### What is required
An exact copy of the listing is what is needed; please output it in full.

### Records
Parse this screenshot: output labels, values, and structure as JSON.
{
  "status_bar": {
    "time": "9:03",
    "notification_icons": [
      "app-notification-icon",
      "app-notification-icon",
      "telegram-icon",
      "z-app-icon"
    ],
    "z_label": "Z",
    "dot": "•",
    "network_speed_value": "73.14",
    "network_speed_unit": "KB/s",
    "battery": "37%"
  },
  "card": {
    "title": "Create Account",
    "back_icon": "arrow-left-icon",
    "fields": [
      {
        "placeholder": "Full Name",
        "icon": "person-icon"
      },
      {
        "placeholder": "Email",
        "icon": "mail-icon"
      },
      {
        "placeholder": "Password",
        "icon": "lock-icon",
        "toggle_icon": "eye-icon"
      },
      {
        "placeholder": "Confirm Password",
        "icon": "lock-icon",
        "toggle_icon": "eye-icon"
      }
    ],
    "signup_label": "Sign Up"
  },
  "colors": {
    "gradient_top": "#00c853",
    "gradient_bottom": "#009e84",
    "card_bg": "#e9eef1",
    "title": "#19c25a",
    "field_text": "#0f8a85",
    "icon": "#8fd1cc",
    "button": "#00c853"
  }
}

### Answer space
Parse this screenshot: output labels, values, and structure as JSON.
{
  "status_bar": {
    "time": "9:03",
    "notification_icons": [
      "app-notification-icon",
      "app-notification-icon",
      "telegram-icon",
      "z-app-icon"
    ],
    "z_label": "Z",
    "dot": "•",
    "network_speed_value": "73.14",
    "network_speed_unit": "KB/s",
    "battery": "37%"
  },
  "card": {
    "title": "Create Account",
    "back_icon": "arrow-left-icon",
    "fields": [
      {
        "placeholder": "Full Name",
        "icon": "person-icon"
      },
      {
        "placeholder": "Email",
        "icon": "mail-icon"
      },
      {
        "placeholder": "Password",
        "icon": "lock-icon",
        "toggle_icon": "eye-icon"
      },
      {
        "placeholder": "Confirm Password",
        "icon": "lock-icon",
        "toggle_icon": "eye-icon"
      }
    ],
    "signup_label": "Sign Up"
  },
  "colors": {
    "gradient_top": "#00c853",
    "gradient_bottom": "#009e84",
    "card_bg": "#e9eef1",
    "title": "#19c25a",
    "field_text": "#0f8a85",
    "icon": "#8fd1cc",
    "button": "#00c853"
  }
}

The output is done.